- GOAL OF THE EXERCISE
Find the word "eaux" below. Copy each line that has it.

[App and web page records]
%%
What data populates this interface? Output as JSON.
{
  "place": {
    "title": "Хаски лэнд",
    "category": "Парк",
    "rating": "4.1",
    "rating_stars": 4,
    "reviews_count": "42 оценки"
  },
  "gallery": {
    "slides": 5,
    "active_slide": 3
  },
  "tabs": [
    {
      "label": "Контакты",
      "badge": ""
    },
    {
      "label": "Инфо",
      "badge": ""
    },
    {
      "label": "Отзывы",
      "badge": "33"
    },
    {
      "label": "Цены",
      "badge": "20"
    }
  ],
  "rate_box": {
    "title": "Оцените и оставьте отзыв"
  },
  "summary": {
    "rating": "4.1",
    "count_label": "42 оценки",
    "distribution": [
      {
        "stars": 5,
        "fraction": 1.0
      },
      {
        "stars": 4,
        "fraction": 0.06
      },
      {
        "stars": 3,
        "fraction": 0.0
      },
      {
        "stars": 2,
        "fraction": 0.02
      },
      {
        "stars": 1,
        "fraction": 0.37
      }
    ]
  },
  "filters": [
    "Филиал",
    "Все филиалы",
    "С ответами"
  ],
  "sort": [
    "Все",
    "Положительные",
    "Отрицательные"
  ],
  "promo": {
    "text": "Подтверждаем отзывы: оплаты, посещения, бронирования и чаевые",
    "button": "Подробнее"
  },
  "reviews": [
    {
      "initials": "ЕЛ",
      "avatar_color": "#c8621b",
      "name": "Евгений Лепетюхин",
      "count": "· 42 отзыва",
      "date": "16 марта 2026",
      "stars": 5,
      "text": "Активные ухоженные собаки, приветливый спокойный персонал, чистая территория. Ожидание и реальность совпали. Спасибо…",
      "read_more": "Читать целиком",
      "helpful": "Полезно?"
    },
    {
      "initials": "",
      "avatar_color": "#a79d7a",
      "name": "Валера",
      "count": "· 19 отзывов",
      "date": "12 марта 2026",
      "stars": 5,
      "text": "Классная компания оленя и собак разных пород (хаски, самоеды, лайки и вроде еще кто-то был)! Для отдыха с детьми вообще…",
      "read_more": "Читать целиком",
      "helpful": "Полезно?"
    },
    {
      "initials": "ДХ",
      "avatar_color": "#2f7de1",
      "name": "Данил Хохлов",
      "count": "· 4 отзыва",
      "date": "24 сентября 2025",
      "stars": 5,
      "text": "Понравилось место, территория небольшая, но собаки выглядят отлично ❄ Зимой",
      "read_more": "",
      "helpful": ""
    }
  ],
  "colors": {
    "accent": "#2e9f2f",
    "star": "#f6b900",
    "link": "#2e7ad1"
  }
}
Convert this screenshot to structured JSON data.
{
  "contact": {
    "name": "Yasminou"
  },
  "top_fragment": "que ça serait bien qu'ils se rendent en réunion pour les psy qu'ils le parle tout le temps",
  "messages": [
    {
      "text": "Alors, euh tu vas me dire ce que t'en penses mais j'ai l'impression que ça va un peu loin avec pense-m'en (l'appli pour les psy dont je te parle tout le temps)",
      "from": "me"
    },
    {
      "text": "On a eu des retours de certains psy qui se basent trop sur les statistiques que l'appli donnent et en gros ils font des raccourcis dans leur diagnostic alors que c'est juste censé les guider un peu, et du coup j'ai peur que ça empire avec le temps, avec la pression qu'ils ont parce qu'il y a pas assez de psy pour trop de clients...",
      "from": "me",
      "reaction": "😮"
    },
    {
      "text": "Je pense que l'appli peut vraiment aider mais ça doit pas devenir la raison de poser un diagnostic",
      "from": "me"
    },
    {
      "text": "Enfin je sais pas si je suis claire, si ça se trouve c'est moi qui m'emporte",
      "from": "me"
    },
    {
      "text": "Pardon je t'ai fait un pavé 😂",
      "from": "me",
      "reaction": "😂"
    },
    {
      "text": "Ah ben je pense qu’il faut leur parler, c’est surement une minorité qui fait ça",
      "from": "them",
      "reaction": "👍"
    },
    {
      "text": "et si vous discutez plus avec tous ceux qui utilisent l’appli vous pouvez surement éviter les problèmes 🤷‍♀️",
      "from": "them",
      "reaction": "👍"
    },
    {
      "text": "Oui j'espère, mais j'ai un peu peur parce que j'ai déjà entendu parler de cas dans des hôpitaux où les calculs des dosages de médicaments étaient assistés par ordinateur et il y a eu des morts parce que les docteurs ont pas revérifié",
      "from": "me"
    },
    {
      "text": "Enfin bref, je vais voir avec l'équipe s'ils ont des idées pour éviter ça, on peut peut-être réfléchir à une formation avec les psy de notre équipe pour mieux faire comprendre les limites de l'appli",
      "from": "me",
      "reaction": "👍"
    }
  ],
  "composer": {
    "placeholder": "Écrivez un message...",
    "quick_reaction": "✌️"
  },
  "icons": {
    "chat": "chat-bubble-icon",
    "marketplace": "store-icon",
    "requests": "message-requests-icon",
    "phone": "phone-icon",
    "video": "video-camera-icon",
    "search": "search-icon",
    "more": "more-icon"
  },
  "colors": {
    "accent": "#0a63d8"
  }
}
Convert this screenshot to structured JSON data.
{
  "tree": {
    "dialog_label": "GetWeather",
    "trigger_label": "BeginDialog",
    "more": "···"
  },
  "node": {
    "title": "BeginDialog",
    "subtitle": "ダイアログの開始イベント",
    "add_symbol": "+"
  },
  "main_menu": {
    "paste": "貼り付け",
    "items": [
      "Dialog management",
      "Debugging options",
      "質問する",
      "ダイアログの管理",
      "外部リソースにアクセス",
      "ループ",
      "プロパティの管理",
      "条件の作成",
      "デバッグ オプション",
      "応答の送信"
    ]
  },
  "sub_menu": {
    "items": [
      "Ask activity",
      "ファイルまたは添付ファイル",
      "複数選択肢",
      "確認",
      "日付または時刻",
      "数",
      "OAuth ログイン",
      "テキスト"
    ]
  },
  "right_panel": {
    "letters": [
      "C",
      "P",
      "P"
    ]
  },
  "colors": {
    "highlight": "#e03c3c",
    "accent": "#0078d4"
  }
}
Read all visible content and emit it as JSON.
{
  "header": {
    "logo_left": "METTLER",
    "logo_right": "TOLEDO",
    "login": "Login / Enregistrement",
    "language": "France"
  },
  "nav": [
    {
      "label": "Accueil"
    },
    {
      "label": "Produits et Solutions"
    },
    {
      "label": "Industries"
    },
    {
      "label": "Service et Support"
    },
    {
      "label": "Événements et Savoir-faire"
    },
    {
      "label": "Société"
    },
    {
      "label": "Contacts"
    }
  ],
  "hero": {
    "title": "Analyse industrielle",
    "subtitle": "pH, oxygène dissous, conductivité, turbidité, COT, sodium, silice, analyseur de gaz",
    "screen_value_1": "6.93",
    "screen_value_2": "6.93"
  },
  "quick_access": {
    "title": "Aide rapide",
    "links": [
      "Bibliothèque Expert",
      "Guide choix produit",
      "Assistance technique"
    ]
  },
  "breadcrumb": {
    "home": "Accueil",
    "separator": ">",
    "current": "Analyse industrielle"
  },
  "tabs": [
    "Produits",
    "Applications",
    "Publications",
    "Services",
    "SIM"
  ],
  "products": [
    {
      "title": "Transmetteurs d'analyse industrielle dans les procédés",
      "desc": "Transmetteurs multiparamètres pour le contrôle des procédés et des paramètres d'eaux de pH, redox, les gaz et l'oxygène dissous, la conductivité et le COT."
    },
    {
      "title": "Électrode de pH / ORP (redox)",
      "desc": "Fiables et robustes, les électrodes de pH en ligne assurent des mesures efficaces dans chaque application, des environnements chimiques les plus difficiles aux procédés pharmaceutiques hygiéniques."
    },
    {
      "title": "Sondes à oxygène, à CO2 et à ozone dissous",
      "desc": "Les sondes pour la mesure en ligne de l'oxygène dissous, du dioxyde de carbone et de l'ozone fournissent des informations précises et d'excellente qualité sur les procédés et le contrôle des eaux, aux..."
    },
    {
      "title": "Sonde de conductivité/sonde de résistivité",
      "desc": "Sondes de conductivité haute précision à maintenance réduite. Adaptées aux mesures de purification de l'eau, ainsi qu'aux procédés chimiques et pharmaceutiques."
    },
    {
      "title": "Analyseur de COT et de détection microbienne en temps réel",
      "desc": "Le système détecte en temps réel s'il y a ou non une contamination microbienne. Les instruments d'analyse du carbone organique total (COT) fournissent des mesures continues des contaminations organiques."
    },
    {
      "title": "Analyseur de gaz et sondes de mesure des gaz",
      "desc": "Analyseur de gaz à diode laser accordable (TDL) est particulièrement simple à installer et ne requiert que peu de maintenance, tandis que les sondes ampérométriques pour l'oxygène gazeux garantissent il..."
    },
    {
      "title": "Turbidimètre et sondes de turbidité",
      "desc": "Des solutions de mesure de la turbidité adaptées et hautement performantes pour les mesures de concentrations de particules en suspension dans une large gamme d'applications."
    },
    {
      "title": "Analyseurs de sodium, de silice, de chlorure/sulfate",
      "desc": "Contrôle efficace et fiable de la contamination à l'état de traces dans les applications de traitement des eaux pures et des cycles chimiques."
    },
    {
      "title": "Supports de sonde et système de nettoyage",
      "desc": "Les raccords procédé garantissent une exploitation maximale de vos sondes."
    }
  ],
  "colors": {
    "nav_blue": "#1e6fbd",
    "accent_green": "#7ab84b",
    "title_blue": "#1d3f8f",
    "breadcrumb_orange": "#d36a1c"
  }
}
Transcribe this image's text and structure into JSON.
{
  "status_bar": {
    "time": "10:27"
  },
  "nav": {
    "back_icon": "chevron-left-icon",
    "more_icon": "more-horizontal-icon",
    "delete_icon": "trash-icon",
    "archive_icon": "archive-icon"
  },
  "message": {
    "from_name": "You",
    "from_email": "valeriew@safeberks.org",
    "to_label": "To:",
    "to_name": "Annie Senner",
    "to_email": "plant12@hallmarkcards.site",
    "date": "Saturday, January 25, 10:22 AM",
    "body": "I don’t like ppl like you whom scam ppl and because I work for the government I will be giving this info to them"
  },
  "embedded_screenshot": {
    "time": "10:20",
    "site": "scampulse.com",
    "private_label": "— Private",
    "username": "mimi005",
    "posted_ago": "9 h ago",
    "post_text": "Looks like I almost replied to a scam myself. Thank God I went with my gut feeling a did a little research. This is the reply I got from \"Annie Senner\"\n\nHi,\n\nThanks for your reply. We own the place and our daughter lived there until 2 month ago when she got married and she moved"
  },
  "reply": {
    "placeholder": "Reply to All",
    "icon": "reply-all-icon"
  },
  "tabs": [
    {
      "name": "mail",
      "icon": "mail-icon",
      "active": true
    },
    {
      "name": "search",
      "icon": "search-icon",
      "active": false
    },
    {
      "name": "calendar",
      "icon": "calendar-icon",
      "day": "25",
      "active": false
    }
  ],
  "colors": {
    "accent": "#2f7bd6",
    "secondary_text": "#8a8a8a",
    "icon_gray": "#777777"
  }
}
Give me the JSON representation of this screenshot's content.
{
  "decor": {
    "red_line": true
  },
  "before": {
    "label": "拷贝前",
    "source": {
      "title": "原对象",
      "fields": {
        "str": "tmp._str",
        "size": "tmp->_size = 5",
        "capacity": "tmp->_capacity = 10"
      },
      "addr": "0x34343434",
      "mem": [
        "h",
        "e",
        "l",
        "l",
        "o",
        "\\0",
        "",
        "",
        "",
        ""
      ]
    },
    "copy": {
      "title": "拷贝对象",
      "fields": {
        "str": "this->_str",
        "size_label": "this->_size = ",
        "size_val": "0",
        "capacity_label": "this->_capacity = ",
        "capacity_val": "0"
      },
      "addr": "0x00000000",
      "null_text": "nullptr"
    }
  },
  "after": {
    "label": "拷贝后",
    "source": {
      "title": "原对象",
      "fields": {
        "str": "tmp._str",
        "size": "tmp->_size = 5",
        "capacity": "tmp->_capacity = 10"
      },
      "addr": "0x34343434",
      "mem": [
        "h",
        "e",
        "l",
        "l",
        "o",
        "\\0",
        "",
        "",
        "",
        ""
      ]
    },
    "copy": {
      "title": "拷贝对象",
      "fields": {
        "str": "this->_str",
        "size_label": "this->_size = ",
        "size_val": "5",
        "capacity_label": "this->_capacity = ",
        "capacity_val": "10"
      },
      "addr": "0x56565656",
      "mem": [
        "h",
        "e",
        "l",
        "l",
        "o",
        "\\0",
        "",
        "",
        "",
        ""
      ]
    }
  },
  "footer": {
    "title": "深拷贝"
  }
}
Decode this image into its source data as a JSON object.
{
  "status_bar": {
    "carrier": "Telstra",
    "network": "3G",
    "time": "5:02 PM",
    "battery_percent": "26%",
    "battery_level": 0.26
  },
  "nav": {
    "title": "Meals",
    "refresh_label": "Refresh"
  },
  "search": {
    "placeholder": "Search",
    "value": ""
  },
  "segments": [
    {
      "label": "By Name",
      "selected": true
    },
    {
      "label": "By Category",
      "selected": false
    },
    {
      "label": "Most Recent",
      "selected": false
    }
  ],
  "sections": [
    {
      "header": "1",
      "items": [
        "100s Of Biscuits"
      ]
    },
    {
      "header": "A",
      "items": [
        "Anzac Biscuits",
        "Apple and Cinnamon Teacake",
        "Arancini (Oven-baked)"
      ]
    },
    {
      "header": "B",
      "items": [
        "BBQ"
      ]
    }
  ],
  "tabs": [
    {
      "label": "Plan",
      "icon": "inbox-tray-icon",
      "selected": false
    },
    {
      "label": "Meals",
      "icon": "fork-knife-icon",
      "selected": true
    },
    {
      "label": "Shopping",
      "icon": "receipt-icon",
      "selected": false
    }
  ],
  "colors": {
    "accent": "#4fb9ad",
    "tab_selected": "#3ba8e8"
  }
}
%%
- RESPONSE TO THE EXERCISE
      "desc": "Transmetteurs multiparamètres pour le contrôle des procédés et des paramètres d'eaux de pH, redox, les gaz et l'oxygène dissous, la conductivité et le COT."
      "desc": "Les sondes pour la mesure en ligne de l'oxygène dissous, du dioxyde de carbone et de l'ozone fournissent des informations précises et d'excellente qualité sur les procédés et le contrôle des eaux, aux..."
      "desc": "Contrôle efficace et fiable de la contamination à l'état de traces dans les applications de traitement des eaux pures et des cycles chimiques."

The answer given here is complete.